Children can be both curious and unpredictable — a combination that leads them to unknowingly doing something that could be dangerous. For example, they may go onto another’s property to explore a swimming pool, machines, play equipment or construction debris. Thus, property owners are bound to the “attractive nuisance” doctrine, which requires them to make their premises safe for children who may be enticed to enter their property due solely to an enticing object on the property.
Of course, there are limits to the attractive nuisance doctrine. In general, a property owner is responsible for man-made objects that he or she has reason to believe would be attractive to children and could cause a child to suffer serious injuries. Finally, the cost to fix the hazard must not be overly burdensome and it should not affect with the way the item or property is used.

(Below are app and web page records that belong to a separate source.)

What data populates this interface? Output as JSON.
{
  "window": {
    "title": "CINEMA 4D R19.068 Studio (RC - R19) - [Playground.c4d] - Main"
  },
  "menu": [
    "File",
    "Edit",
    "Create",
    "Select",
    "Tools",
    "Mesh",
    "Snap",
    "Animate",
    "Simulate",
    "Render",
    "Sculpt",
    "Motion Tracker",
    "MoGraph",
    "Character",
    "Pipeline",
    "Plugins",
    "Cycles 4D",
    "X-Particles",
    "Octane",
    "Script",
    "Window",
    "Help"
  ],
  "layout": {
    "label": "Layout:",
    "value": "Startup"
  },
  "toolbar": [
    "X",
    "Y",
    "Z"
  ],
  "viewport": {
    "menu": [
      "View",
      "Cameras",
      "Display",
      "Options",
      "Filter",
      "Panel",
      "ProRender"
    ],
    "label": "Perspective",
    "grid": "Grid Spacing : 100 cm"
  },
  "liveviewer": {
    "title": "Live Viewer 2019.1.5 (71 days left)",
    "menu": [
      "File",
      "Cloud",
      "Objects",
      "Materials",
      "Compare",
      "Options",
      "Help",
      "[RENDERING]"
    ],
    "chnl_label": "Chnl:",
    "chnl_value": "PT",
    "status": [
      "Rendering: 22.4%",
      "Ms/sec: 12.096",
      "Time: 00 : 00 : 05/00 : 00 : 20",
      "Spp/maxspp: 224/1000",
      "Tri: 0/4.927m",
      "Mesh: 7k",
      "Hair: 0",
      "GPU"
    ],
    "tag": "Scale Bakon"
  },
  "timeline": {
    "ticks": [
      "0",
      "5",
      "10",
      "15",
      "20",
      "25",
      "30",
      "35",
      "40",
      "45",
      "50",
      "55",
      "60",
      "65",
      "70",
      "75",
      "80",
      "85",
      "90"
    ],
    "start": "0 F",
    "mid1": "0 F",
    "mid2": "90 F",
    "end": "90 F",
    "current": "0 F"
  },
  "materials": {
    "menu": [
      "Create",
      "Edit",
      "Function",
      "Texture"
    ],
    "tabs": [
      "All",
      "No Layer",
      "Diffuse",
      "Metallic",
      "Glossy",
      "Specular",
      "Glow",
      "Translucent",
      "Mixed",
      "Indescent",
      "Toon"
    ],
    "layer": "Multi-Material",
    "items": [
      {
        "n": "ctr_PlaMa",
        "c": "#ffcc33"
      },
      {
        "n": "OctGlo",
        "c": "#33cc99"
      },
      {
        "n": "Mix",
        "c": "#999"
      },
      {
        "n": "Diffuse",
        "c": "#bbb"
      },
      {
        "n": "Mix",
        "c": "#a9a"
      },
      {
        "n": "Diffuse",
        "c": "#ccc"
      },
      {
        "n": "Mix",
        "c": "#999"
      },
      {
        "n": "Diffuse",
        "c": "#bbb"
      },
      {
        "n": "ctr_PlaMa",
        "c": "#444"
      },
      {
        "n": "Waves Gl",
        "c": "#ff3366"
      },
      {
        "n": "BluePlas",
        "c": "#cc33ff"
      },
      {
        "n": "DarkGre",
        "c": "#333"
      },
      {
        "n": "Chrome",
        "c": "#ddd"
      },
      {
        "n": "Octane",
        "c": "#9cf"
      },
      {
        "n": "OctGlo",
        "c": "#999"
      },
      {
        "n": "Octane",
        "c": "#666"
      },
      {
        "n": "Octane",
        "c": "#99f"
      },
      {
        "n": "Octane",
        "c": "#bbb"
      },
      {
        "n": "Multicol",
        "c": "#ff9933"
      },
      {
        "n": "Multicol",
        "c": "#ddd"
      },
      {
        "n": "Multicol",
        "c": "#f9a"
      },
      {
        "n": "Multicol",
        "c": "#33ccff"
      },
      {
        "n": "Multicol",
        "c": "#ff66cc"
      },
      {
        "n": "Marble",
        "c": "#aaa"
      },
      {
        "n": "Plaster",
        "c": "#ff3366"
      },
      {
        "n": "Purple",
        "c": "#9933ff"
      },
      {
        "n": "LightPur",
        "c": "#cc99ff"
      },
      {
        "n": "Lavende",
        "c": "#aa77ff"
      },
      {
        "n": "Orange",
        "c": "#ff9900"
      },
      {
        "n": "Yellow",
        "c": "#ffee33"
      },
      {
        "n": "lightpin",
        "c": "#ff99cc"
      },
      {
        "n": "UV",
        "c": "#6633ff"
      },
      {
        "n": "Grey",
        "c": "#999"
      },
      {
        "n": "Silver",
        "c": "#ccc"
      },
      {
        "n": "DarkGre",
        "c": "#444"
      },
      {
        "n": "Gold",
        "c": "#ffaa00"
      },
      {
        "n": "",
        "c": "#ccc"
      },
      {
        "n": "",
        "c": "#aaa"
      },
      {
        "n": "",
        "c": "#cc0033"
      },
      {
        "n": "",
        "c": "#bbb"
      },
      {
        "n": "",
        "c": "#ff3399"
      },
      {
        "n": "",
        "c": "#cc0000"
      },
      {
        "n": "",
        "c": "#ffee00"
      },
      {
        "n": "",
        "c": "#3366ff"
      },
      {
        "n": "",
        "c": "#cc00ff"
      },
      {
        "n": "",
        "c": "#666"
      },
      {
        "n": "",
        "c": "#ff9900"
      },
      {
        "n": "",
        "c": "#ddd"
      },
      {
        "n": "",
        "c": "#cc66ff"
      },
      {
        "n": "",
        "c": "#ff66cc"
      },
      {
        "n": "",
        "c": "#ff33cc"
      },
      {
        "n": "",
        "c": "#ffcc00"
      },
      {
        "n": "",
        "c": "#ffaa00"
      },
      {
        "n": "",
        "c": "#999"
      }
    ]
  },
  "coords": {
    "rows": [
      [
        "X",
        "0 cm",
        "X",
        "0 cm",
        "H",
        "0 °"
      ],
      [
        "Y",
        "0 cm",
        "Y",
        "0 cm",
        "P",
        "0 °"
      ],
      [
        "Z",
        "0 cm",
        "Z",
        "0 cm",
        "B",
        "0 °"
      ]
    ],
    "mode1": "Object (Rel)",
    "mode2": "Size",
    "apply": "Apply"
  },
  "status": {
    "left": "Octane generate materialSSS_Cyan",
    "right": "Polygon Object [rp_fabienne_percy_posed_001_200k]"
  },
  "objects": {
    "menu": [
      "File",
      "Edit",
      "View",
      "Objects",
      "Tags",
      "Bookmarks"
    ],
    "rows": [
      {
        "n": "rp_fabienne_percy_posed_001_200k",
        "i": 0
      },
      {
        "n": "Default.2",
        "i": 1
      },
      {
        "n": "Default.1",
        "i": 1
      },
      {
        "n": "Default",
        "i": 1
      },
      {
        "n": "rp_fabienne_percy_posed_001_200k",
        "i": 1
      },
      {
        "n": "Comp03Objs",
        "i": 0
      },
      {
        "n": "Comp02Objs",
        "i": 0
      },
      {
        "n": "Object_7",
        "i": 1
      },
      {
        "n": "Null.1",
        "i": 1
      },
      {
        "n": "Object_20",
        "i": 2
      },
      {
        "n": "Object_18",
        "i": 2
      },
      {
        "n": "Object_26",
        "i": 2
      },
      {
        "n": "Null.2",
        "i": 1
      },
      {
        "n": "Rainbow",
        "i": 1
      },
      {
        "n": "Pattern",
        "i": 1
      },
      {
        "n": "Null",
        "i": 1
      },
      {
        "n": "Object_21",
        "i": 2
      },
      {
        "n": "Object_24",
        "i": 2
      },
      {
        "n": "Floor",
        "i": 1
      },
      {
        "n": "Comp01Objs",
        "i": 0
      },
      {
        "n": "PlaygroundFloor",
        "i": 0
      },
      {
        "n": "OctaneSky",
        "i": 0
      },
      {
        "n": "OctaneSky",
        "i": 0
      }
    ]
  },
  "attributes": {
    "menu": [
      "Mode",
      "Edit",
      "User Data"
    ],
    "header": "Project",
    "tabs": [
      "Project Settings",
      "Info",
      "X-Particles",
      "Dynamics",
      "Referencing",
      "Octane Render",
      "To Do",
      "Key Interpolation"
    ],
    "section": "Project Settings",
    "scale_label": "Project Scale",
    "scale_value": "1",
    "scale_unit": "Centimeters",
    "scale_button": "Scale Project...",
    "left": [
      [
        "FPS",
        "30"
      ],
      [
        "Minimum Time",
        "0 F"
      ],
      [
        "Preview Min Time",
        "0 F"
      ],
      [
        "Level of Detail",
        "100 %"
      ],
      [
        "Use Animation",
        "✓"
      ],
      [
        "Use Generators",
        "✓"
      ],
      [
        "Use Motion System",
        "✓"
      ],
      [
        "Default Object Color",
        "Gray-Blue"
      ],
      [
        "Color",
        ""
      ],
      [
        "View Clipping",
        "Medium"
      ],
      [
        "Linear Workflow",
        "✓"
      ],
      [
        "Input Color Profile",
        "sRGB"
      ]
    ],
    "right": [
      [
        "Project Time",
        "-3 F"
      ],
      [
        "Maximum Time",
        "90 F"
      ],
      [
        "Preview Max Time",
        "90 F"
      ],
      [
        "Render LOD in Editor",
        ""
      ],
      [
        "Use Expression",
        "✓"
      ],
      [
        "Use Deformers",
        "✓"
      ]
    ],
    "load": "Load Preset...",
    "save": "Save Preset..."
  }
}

There are certain steps property owners can take to avoid being liable under the attractive nuisance doctrine. Simply posting a sign is not enough, as some children do not know how to read, and even if they do, they may not understand the danger the sign addresses. Instead, property owners can remove the hazard. They could secure the hazard in a way that makes it inaccessible to the child. They should make sure they follow all local laws and regulations regarding property codes and inspections.
Some say it takes a village to raise a child, and for some people, at the very least that means keeping their property safe for a trespassing child. If a property owner fails to do so and the child is injured, they could face a premises liability claim. By holding negligent property owners accountable, an injured child can receive the compensation needed to cover his or her injury-related damages.